• INFORMATION GIVEN:
◆ ◆ ◆ ◆ ◆ ◆ ◆

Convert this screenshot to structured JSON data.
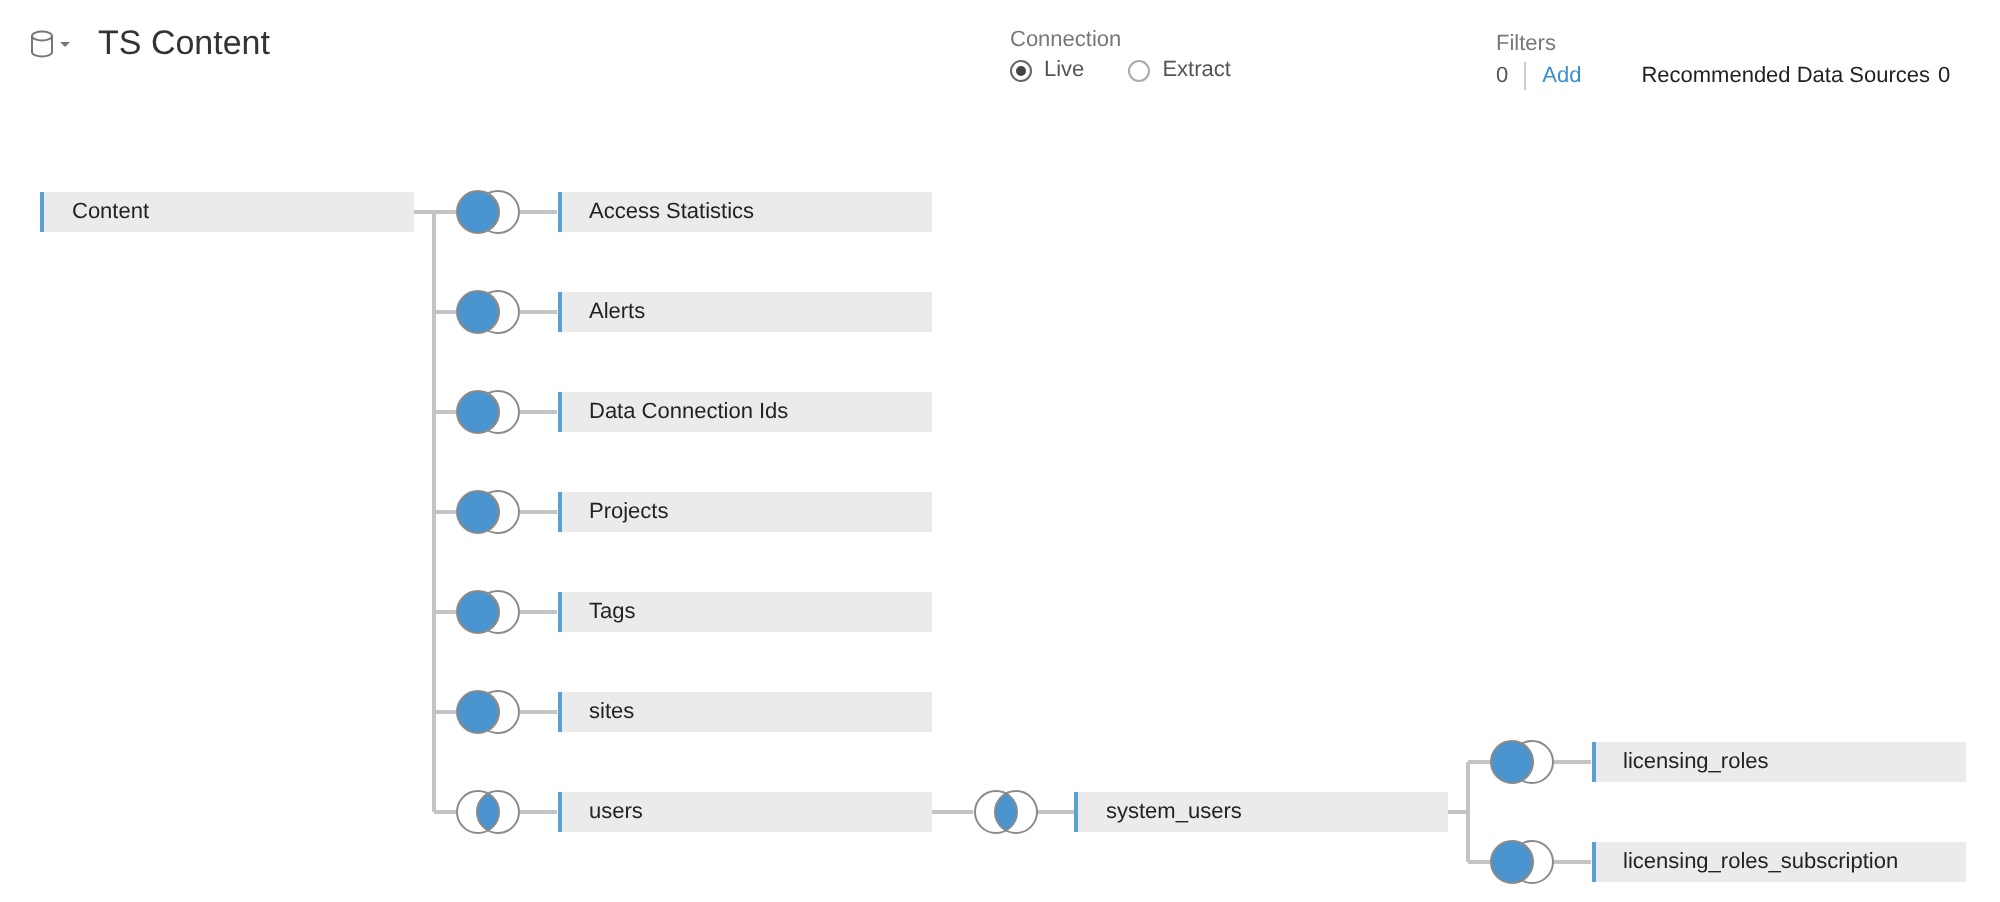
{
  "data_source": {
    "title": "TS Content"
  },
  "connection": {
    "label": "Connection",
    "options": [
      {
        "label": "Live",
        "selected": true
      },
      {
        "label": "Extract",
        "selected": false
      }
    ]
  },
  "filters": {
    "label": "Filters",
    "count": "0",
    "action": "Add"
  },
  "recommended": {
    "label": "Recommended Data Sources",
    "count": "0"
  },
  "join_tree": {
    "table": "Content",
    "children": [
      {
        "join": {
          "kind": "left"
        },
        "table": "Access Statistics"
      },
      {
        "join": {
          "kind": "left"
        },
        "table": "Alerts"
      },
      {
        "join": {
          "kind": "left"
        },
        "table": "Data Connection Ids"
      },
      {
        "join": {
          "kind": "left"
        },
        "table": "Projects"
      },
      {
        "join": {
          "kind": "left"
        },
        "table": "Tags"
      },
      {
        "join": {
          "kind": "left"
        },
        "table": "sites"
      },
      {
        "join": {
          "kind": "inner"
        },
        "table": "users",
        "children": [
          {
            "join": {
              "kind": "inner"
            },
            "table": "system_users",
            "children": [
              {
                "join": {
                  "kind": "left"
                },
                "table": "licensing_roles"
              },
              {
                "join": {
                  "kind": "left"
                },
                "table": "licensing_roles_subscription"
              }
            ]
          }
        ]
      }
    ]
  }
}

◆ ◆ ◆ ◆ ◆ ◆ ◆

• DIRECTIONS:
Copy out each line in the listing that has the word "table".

• RESPONSE AREA:
    "table": "Content",
        "table": "Access Statistics"
        "table": "Alerts"
        "table": "Data Connection Ids"
        "table": "Projects"
        "table": "Tags"
        "table": "sites"
        "table": "users",
            "table": "system_users",
                "table": "licensing_roles"
                "table": "licensing_roles_subscription"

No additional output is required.